Former “Empire” actor Jussie Smollett was photographed behind bars Thursday night — just moments after an Illinois judge sentenced him to serve 150 days behind bars.
A jury last December convicted Smollett, now 39, of perpetrating a fake hate crime attack against himself in January 2019. The jury agreed with a special prosecutor that Smollett paid two fellow actors, the brothers Abel Osundairo and Ola Osundairo, to douse him with liquid from a bottle of hot sauce and to attempt to put a noose around his neck in the early morning hours of a dark and cold winter night. Some accounts said gasoline was the planned liquid; the brothers settled on using bleach instead, officials said in court.
But Circuit Court Associate Judge James B. Linn said the Osundairo brothers never had a chance to put the noose around Smollett’s neck. Smollett put the noose on his own neck and then tightened it later to make it look even worse, Linn said at sentencing.
The jury convicted Smollett of five counts of disorderly conduct for lying to the police in the aftermath of the purported attack.
Smollett denied wrongdoing on the witness stand. At sentencing, Judge Linn told Smollett that his testimony was “pure perjury.”
The original charges against Smollett were suddenly and surprisingly dropped by Cook County State’s Attorney Kimberly M. Foxx under what Smollett’s defense attorneys characterized Thursday as a “negotiated” settlement. A special prosecutor reexamined the case pursuant to a request from Sheila O’Brien, a retired appellate court justice. The special prosecutor subsequently secured an indictment containing six counts of disorderly conduct. The jury convicted on five of those six counts.
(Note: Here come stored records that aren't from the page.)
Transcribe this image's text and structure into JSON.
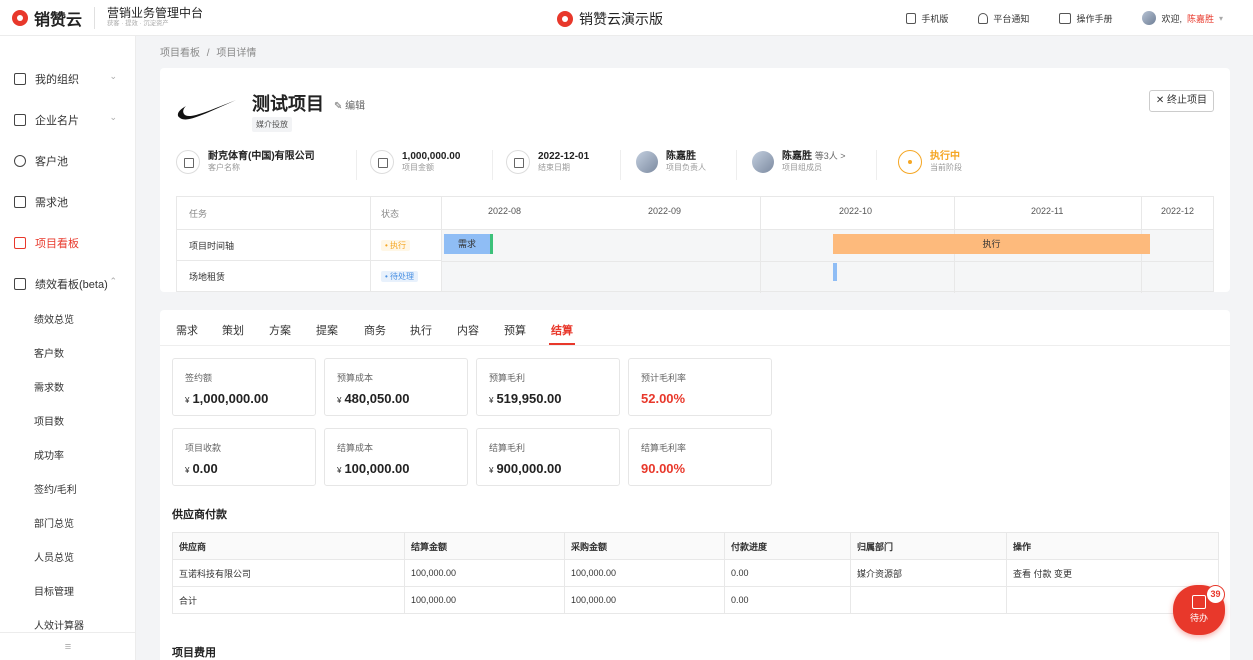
{
  "header": {
    "logo_text": "销赞云",
    "system_title": "营销业务管理中台",
    "system_sub": "获客 · 提效 · 沉淀资产",
    "center_title": "销赞云演示版",
    "mobile": "手机版",
    "notify": "平台通知",
    "manual": "操作手册",
    "welcome": "欢迎,",
    "user": "陈嘉胜"
  },
  "sidebar": {
    "items": [
      {
        "label": "我的组织"
      },
      {
        "label": "企业名片"
      },
      {
        "label": "客户池"
      },
      {
        "label": "需求池"
      },
      {
        "label": "项目看板"
      },
      {
        "label": "绩效看板(beta)"
      }
    ],
    "sub_items": [
      "绩效总览",
      "客户数",
      "需求数",
      "项目数",
      "成功率",
      "签约/毛利",
      "部门总览",
      "人员总览",
      "目标管理",
      "人效计算器"
    ],
    "collapse": "≡"
  },
  "breadcrumb": {
    "root": "项目看板",
    "sep": "/",
    "current": "项目详情"
  },
  "project": {
    "title": "测试项目",
    "edit": "编辑",
    "tag": "媒介投放",
    "stop": "终止项目",
    "info": [
      {
        "value": "耐克体育(中国)有限公司",
        "label": "客户名称"
      },
      {
        "value": "1,000,000.00",
        "label": "项目金额"
      },
      {
        "value": "2022-12-01",
        "label": "结束日期"
      },
      {
        "value": "陈嘉胜",
        "label": "项目负责人"
      },
      {
        "value": "陈嘉胜",
        "extra": "等3人 >",
        "label": "项目组成员"
      },
      {
        "value": "执行中",
        "label": "当前阶段"
      }
    ]
  },
  "gantt": {
    "col_task": "任务",
    "col_status": "状态",
    "rows": [
      {
        "task": "项目时间轴",
        "status": "执行"
      },
      {
        "task": "场地租赁",
        "status": "待处理"
      }
    ],
    "months": [
      "2022-08",
      "2022-09",
      "2022-10",
      "2022-11",
      "2022-12"
    ],
    "bar_need": "需求",
    "bar_exec": "执行"
  },
  "tabs": [
    "需求",
    "策划",
    "方案",
    "提案",
    "商务",
    "执行",
    "内容",
    "预算",
    "结算"
  ],
  "kpis": [
    {
      "label": "签约额",
      "value": "1,000,000.00"
    },
    {
      "label": "预算成本",
      "value": "480,050.00"
    },
    {
      "label": "预算毛利",
      "value": "519,950.00"
    },
    {
      "label": "预计毛利率",
      "value": "52.00%"
    },
    {
      "label": "项目收款",
      "value": "0.00"
    },
    {
      "label": "结算成本",
      "value": "100,000.00"
    },
    {
      "label": "结算毛利",
      "value": "900,000.00"
    },
    {
      "label": "结算毛利率",
      "value": "90.00%"
    }
  ],
  "currency": "¥",
  "supplier": {
    "title": "供应商付款",
    "headers": [
      "供应商",
      "结算金额",
      "采购金额",
      "付款进度",
      "归属部门",
      "操作"
    ],
    "rows": [
      [
        "互诺科技有限公司",
        "100,000.00",
        "100,000.00",
        "0.00",
        "媒介资源部",
        "查看 付款 变更"
      ],
      [
        "合计",
        "100,000.00",
        "100,000.00",
        "0.00",
        "",
        ""
      ]
    ]
  },
  "expense_title": "项目费用",
  "fab": {
    "label": "待办",
    "badge": "39"
  }
}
Smollett refused to speak prior to sentencing. His attorneys said he was heeding their advice to remain silent given the complexity of his appeal.
Smollett erupted after Judge Linn sentenced Smollett to 150 days in the Cook County Jail, 30 months of probation, and ordered a $25,000 fine and more than $120,000 in restitution.
“I am not suicidal,” he said repeatedly — an apparent sign that he feared being killed in jail. “I am innocent, and I am not suicidal.”
“If I did this, then it means that I stuck my fist in the fears of Black Americans in this country for over 400 years and the fears of the LGBTQ community,” Smollett said in an increasingly agitated and forceful tone. “Look, your honor, I respect you, and I respect the jury, but I did not do this. And I am not suicidal. And if anything happens to me when I go in there, I did not do it to myself, and you must all know that. I respect you, your honor, and I respect your decision. Jail time? I am not suicidal.”
The judge cut him off to address a few perfunctory procedural matters. Defense attorneys then asked the judge to stay the sentence; Linn refused.
“The wheels of justice turn slowly, and sometimes the hammer of justice has to fall,” the judge said. “And it’s falling right here, right now. I’m not staying this. This happens right here, right now.”
Smollett held his right fist above his head as two deputies led him out of the courtroom. He appeared to yell something else as he crossed the threshold of the courtroom, but by then, an audio feed of the proceeding had been cut.
Foxx, the prosecutor who initially decided to let the matter slide, wrote specially to criticize the verdict and the sentence in the Chicago Sun-Times.
“Smollett was indicted, tried and convicted by a kangaroo prosecution in a matter of months,” Foxx wrote. “Meanwhile, the families of more than 50 Black women murdered in Chicago over the last 20 years await justice.”
Read Law&Crime’s copious coverage of Thursday’s sentencing hearing here.
Have a tip we should know? [email protected]